• [EXERCISE]
Report only the number of lines that contain the string "couple" in the records below.

↓↓↓

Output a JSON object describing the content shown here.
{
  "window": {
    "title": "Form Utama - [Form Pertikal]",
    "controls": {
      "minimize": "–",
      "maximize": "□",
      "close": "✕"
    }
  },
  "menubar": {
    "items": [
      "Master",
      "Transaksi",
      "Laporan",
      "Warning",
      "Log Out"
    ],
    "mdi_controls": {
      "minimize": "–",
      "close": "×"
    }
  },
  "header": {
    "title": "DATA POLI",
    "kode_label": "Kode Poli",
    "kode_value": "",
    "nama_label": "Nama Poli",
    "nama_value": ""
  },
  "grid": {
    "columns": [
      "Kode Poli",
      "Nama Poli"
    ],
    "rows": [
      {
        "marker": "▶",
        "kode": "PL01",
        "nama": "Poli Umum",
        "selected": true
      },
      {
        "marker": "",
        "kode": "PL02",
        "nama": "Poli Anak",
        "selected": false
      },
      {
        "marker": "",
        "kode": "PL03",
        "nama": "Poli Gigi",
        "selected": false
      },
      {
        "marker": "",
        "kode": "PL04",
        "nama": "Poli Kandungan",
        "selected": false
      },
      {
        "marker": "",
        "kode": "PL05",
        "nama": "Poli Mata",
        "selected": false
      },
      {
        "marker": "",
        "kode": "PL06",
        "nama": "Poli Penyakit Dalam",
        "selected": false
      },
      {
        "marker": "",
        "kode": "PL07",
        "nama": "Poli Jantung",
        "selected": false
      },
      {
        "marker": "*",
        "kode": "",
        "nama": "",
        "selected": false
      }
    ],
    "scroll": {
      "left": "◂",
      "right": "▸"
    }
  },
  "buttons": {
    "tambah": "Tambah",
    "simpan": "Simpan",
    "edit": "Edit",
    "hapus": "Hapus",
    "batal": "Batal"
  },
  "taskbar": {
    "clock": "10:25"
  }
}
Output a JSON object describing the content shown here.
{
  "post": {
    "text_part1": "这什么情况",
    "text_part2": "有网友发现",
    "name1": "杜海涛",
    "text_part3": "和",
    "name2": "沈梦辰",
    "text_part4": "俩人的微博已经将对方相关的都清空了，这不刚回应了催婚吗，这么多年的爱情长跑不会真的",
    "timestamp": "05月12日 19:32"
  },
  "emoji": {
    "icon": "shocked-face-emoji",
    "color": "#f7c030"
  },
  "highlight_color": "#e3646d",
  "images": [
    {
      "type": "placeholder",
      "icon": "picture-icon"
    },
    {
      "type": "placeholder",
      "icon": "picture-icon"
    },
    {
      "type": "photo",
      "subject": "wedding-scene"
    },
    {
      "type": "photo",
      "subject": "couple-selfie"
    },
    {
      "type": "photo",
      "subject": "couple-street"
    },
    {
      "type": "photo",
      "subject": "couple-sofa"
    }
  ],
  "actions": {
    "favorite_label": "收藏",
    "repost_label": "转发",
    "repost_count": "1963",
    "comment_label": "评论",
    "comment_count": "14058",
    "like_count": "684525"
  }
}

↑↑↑

• [SOLUTION TO THIS EXERCISE]
3